Findings from a test tube study found that cultured coconut extract lowered inflammatory markers in human skin samples. Another study observed similar anti-inflammatory properties after applying virgin coconut oil to artificial skin samples.
According to the findings of one clinical trial, applying virgin coconut oil to the skin led to a 68.23 percent decrease in atopic dermatitis symptoms in a group of 117 children aged 1 to 13 years old.
These preliminary studies show promising results, but researchers need to carry out more investigations to evaluate the role of coconut oil in treating dandruff.
People can try applying coconut oil directly to the scalp before washing it out or find a shampoo that contains coconut oil.
Coconut oil is available for purchase in grocery stores, health food, and online.
9. Dietary changes
Food can have dramatic effects on the body. Food may not be the root cause of dandruff, but it may make symptoms worse.
There is currently little research on how food affects dandruff. However, a growing body of research suggests an association between diet and inflammatory skin disorders, such as seborrheic dermatitis.
Fruits and vegetables contain many essential vitamins, minerals, and antioxidants that may help reduce inflammation.
The results of a recent observational study involving 4,379 people showed that individuals who reported eating more fruits were less likely to have seborrheic dermatitis.
The results also suggest that typical Western diets may increase the risk of seborrheic dermatitis in females.
A 2018 review showed that a biotin deficiency could lead to several skin disorders, including seborrheic dermatitis. Biotin, also known as vitamin B7, plays a role in supporting healthy hair, nails, and skin. Biotin-rich foods include:

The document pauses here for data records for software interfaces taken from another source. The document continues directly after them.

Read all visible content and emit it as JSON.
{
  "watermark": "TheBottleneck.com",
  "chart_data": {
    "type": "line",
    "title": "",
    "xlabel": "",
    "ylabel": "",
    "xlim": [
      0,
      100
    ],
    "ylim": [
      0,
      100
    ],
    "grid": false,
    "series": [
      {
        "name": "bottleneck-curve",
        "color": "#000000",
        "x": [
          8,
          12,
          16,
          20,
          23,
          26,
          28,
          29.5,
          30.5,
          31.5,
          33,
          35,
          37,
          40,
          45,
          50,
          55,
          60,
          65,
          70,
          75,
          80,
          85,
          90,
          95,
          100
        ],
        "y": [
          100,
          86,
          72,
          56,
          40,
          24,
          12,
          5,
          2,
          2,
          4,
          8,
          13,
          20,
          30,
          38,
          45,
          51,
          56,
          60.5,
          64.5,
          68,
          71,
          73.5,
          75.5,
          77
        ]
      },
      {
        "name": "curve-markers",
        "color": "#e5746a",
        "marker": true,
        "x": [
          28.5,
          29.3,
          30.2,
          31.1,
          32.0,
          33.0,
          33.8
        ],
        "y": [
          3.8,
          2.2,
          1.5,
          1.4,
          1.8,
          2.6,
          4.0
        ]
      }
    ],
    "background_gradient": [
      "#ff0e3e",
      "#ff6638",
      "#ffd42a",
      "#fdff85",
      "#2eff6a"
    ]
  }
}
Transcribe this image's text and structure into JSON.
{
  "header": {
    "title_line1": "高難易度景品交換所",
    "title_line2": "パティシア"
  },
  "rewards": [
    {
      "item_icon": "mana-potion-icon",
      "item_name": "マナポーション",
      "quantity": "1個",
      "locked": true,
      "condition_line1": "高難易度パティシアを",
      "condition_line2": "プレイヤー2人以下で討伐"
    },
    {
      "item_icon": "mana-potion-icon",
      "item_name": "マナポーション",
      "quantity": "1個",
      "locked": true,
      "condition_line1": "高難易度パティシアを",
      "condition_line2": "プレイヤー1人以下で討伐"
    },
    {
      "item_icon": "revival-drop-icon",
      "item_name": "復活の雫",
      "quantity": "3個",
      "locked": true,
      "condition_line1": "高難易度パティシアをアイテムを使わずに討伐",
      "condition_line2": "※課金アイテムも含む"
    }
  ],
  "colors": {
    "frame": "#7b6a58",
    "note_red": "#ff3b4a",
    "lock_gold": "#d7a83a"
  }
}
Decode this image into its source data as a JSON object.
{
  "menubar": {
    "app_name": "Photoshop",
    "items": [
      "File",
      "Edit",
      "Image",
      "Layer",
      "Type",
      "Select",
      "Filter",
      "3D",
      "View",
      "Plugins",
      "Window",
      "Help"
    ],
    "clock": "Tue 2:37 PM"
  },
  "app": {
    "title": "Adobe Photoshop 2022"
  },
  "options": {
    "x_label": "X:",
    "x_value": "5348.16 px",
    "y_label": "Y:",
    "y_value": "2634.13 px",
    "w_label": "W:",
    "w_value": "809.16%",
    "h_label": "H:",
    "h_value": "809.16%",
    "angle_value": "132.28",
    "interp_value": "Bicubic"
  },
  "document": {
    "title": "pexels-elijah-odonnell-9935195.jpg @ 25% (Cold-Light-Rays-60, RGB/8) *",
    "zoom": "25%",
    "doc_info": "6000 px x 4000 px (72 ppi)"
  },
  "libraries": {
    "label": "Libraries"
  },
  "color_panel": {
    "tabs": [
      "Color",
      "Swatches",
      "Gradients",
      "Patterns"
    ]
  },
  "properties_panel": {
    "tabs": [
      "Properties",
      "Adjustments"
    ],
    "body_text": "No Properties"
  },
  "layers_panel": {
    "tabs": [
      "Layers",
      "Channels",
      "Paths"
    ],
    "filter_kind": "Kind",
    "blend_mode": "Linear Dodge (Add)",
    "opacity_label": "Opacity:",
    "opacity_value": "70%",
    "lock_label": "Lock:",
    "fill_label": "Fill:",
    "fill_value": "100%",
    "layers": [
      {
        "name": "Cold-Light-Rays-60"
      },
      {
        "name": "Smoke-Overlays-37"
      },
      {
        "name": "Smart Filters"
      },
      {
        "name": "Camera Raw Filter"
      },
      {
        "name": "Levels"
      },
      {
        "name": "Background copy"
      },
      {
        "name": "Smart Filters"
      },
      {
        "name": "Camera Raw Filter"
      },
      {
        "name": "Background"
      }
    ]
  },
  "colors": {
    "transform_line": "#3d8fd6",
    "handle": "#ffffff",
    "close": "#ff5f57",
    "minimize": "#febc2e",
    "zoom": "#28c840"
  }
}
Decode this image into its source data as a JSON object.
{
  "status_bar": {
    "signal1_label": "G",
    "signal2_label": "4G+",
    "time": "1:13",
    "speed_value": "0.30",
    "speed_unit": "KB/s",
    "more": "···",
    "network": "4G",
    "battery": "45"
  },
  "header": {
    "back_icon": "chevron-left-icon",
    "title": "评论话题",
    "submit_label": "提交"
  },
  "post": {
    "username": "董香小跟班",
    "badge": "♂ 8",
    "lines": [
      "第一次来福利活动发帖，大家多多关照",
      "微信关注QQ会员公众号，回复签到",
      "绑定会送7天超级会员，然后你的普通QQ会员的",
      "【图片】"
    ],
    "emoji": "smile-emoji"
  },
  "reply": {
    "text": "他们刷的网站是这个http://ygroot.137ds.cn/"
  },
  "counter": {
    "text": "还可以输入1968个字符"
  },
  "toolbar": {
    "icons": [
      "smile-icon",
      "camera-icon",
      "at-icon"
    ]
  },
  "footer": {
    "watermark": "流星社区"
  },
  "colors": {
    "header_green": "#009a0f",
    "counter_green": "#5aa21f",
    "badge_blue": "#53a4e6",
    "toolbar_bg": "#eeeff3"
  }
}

- egg yolks
- nutritional yeast
10. Reduce stress
Stress plays a significant role in a person's overall health. Prolonged stress can cause increases in blood pressure, heart rate, and inflammation.
Although stress may not directly cause skin disorders, it can worsen or trigger existing ones.
A Japanese study published in 2014 examined the relationship between anxiety-induced stress and atopic dermatitis. The participants with atopic dermatitis reported higher levels of anxiety than those without the condition.
Dandruff is a skin condition that causes itchy, flaky skin on the scalp. This condition can impact a person's self-esteem and overall quality of life.
While few research studies have specifically examined the effects of natural remedies for dandruff, many of these remedies have positive anecdotal evidence.
Not all home remedies will work for everyone. Anyone with an underlying skin condition, such as eczema or psoriasis, may wish to speak to a doctor before trying a new natural remedy.